Step 1: Sum total sales by zip code for your business in the past twelve months.
Step 2: Identify the population in each zip code. There are many internet resources available to obtain population by zip code, or if you have a few dollars to spend, obtain the data from the Census Bureau, or get it as part of a mapping tool like Microsoft MapPoint.
Step 3: Divide total sales by total population. This yields sales per person. This is the most important metric.
Step 4: Sort your file by sales per person (descending order). Place your zip codes into grades ... best = 'A', next best = 'B', worst = 'F'.
That's it. Yup, it is that easy to create a zip model. Now if you have a statistician on-board, this person will want to jazz-up the model. Let her do that. But for the 97% of us who don't have access to a statistician, just follow steps one through four.
There are many uses for zip models. Let's review a few.
Enhanced Segmentation: Take any segment or list that does not meet your profit criteria, and mail only the individuals in the best zip codes.
|Entire List||Best 40%|
|Less Marketing Cost||$0.75||$0.75|
When business is as bad as it is for many multichannel marketers, this is a tool that opens up numerous lists and segments ... and did I mention that the tool is free?
Zip codes offer uses that go beyond traditional cataloging.
- E-Mail Marketing: Identify the zip codes that are in urban, suburban, and rural areas. Folks in rural areas receive free shipping offers, folks in urban areas receive free sales tax on in-store purchases.
- Retail Trade Areas: Few things are more fun than using zip codes to outline retail trade areas, especially pre/post store opening. If you want to see how your online sales are impacted by a store opening, this is a great way to do that.
- Merchandise Analysis: At Lands' End, we followed swimsuit purchases by month by zip code. Northern zips performed well in February and March (vacations), southern zips performed well in April and May (warm weather), northern zips performed well in June and July (summer!).
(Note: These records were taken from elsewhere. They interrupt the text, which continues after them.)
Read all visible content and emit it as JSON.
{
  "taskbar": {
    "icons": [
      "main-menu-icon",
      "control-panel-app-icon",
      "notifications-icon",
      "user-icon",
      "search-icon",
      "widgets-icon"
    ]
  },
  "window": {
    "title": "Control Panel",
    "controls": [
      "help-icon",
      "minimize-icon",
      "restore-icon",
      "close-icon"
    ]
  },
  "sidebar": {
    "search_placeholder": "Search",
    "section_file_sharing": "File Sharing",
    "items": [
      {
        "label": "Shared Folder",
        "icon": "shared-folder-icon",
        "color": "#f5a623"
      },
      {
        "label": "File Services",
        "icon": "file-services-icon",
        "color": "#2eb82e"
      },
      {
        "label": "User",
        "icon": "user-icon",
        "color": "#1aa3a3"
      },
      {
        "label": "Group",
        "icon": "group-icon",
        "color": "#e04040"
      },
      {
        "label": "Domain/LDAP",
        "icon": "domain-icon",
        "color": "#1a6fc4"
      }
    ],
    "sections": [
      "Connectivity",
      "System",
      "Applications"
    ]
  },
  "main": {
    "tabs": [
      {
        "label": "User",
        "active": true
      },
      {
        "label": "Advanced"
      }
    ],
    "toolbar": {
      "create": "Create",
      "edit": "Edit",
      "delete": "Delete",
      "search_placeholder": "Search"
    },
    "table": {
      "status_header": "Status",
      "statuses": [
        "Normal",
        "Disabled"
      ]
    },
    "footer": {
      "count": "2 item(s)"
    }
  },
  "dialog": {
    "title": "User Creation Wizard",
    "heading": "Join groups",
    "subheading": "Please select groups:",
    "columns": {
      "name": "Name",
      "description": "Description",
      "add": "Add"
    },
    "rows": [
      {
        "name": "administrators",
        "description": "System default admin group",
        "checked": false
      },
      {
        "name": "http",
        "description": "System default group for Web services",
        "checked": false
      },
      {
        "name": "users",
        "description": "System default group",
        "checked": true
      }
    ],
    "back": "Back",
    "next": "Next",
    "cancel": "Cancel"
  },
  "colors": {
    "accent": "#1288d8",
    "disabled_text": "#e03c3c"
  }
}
If you're mailing catalogs, divide by total circ into zipcode in step 2, rather than US population in zipcode.ReplyDelete
That works too, if the cataloger mails more than a few hundred thousand catalogs per drop.ReplyDelete